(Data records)
------------------------------------------------------------------------

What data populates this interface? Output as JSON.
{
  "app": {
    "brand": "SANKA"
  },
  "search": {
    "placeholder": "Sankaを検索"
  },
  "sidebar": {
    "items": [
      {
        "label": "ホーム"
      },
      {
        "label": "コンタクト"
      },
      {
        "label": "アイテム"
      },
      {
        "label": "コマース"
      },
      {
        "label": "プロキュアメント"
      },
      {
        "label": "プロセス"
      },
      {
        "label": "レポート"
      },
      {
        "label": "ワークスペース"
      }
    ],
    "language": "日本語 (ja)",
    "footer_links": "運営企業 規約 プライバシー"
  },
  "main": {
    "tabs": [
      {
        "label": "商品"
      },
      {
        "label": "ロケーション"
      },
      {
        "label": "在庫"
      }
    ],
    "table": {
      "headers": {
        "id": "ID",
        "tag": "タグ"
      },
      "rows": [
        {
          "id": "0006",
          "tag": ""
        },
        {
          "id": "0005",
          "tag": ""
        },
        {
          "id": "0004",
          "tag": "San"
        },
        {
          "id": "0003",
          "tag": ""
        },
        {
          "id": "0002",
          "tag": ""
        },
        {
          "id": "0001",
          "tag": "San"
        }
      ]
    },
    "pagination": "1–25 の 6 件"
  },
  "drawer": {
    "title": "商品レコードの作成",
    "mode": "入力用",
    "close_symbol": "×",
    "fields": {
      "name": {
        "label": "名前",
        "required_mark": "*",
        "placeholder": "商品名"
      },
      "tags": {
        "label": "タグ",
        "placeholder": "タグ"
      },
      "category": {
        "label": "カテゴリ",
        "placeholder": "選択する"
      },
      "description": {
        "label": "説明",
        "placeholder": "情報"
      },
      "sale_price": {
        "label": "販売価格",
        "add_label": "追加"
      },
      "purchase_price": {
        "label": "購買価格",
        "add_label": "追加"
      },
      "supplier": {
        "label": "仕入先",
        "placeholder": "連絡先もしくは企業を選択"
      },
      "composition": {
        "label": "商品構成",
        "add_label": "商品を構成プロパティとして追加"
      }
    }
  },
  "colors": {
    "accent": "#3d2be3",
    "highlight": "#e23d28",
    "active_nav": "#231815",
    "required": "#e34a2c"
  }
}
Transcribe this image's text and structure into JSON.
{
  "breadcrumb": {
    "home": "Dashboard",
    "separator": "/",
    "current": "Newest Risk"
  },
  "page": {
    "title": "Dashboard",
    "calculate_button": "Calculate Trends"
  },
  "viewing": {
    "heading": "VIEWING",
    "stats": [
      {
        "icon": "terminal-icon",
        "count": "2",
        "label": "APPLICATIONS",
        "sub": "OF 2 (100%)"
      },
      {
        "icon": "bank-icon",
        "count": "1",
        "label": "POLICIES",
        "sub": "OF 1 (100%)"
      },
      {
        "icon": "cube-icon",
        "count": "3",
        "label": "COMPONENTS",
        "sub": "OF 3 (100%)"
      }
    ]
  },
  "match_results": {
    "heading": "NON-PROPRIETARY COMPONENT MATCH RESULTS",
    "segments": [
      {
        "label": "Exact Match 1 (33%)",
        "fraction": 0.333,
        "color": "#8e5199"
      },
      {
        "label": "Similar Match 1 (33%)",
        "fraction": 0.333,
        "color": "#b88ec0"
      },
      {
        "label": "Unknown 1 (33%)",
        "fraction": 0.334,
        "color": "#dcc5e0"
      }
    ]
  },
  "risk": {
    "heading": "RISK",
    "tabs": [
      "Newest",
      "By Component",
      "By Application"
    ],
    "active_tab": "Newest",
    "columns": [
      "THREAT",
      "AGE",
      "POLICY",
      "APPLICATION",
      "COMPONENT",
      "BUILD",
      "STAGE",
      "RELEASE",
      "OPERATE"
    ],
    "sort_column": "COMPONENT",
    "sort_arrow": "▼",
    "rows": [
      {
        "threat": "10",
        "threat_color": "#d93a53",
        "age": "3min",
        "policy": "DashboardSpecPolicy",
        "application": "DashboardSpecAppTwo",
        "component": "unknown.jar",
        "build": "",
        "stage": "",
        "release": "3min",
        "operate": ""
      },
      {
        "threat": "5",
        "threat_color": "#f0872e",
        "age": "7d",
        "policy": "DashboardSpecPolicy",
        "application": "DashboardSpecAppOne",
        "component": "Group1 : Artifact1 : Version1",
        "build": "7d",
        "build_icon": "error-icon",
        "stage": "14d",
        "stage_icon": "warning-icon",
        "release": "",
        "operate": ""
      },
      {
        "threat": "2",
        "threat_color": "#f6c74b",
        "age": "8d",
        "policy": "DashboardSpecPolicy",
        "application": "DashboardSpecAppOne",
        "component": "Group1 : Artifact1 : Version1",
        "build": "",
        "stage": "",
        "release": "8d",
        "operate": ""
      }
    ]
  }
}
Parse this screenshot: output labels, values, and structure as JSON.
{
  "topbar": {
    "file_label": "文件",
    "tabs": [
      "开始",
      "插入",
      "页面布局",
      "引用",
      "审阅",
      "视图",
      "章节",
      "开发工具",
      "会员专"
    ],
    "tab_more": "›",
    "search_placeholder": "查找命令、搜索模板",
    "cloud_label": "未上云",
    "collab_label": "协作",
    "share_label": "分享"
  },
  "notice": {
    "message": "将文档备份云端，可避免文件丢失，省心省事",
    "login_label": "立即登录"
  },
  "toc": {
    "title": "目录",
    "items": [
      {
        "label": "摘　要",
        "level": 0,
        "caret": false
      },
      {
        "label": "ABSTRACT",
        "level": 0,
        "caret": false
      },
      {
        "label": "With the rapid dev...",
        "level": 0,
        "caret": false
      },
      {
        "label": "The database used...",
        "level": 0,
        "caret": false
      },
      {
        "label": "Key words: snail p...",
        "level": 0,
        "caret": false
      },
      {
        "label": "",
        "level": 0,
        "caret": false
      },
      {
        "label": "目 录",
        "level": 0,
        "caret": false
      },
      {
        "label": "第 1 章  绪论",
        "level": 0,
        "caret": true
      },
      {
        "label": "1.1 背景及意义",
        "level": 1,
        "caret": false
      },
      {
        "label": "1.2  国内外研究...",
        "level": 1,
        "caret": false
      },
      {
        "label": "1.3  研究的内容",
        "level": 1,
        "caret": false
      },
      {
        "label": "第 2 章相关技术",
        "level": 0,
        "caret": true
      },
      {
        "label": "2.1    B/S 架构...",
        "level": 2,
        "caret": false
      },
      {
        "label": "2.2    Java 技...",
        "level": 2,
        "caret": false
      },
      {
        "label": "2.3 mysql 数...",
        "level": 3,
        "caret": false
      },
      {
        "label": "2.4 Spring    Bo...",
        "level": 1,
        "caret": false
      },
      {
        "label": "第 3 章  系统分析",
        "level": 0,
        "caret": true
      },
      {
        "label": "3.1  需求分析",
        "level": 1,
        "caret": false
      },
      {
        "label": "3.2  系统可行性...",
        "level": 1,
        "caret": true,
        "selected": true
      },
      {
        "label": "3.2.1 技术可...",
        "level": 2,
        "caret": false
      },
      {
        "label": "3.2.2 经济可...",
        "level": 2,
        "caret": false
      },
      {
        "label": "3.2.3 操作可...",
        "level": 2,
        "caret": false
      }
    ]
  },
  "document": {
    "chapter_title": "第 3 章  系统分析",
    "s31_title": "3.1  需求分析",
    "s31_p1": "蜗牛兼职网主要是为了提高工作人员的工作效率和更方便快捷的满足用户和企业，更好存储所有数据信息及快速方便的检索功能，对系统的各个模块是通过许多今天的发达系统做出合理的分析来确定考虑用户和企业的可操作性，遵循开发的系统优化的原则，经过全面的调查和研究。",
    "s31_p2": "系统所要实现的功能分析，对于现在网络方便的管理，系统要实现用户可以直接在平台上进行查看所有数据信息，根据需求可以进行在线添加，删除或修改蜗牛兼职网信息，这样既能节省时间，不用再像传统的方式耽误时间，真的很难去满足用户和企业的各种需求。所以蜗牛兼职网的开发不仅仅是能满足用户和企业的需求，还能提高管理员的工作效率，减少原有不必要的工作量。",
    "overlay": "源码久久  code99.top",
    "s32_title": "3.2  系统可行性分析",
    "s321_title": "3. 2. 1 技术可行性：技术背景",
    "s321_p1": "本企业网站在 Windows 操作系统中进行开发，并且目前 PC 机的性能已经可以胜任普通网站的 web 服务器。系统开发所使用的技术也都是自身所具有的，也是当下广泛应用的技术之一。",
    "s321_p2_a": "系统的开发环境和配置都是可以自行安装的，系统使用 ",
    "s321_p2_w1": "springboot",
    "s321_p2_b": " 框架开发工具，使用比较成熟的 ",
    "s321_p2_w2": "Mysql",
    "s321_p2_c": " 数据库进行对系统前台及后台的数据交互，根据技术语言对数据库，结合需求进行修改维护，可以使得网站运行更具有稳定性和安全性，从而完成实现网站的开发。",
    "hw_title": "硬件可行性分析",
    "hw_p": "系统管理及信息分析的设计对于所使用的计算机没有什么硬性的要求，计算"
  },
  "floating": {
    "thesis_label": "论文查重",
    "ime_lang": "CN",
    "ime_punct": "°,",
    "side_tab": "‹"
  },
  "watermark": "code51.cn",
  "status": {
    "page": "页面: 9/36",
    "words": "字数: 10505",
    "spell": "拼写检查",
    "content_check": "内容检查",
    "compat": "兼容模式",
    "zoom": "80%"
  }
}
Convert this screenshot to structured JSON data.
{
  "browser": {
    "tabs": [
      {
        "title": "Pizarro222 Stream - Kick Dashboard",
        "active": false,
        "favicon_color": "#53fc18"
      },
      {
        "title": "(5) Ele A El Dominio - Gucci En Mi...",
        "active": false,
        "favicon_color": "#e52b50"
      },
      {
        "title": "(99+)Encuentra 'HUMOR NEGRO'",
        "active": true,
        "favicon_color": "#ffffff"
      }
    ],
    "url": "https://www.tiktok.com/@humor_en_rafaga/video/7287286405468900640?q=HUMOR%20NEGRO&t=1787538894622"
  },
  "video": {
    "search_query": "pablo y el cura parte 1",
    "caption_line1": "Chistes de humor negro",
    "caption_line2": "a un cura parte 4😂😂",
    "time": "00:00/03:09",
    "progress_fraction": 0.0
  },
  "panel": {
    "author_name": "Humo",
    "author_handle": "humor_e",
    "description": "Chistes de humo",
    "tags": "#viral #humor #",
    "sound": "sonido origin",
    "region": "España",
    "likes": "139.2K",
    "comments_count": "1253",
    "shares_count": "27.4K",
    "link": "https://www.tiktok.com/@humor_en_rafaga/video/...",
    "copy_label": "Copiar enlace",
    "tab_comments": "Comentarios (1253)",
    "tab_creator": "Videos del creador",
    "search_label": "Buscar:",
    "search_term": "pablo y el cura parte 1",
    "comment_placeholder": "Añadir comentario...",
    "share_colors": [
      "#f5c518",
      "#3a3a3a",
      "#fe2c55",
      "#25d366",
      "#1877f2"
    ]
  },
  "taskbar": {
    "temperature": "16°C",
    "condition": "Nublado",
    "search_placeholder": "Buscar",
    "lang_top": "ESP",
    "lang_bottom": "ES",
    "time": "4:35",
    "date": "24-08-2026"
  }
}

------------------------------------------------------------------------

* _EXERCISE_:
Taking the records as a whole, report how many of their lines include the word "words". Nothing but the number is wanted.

* _EXERCISE OUTPUT_:
2